అమ్ముకునే స్వేచ్చ రైతులకి చట్టం లోని లొసుగుల వలన కాదు…అప్పుల ఊబి లో చిక్కుకోవటం వలన రావటం లేదు. వారి మీద ఆంక్షలు వున్నాయి కాని మరి పప్పు ధాన్యాలు, నూనె గింజలపై ఏమి ఆంక్షలు లేవు మరి వాటి విషయంలో రైతులు ఎందుకు నష్ట పోతున్నారు? అప్పు తీసుకున్న వారికే అమ్ముకోవాల్సిన పరిస్తితిలో, ఊర్లోనే వేరే వారికీ అమ్ముకోలేని పరిస్తితి లో రైతులు వుంటే, పక్క రాష్ట్రాలకి విదేశాలకి వెళ్లి అమ్ముకునేది వ్యాపారులే. వారి లాభాల కోసమే ఈ డ్రామా అంతా. కౌలు రైతులకి బ్యాంకుల నుంచి రుణాలు రక పోవటం తో బయట నుంచి అధిక వడ్డికి (ఒక్కోసారి 36 శాతం వరకు) తెచ్చుకోవాల్సి వస్తుంది.

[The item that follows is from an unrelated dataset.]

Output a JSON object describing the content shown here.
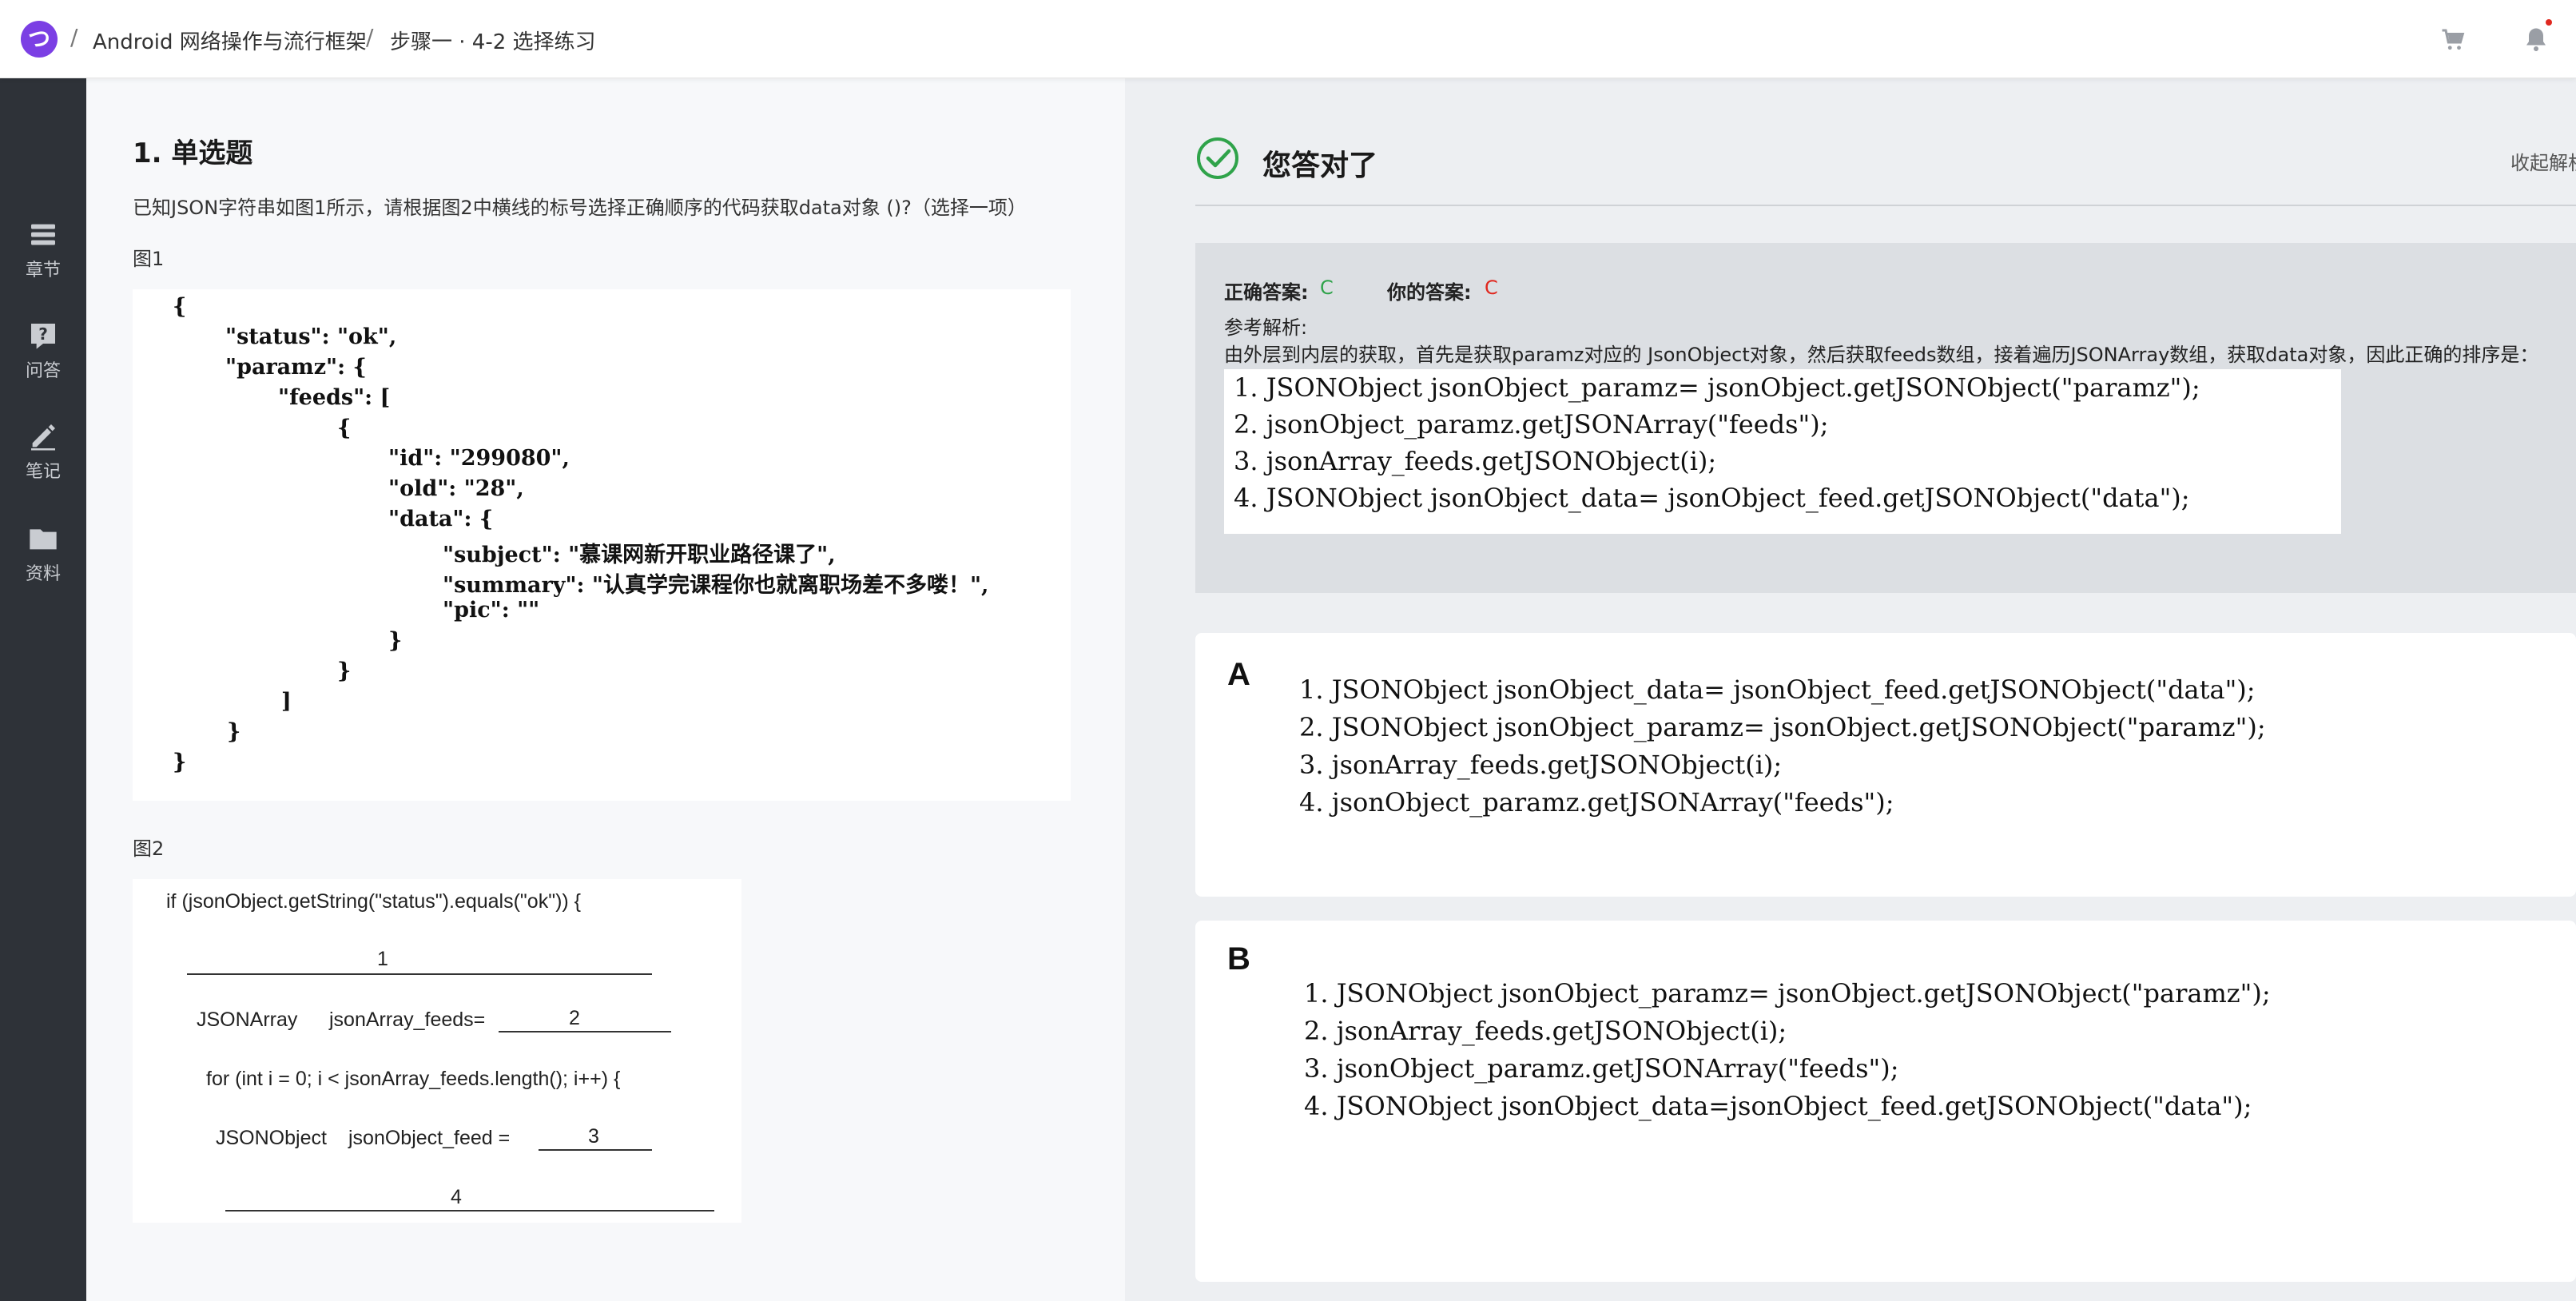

రెండు మూడు తరాల క్రితమే వేరే రాష్ట్రాలకు, విదేశాలకు వలస వెళ్ళినా, ఇంకా గ్రామాలలో భూముల పై హక్కులు వుంచుకొని, అధిక కౌలు వసూలు చేసుకుంటూ, ప్రభుత్వ రుణాలు, సబ్సిడీలు, ఇతర సహయాలన్ని మింగుతున్న కొత్త తరం భూస్వాముల నుండి సాగు దారులను రక్షించ నంత వరకు, పెట్టు బడి ఖర్చులు తగ్గే దిశ గా వ్యవసాయ పద్దతులు మారనంత వరకు ఈ పరిస్తితి మారదు. ఈ విషయం లో అన్ని రాజకీయ పార్టీలు తమ స్పష్టమైన వైఖరి ప్రకటించాలి.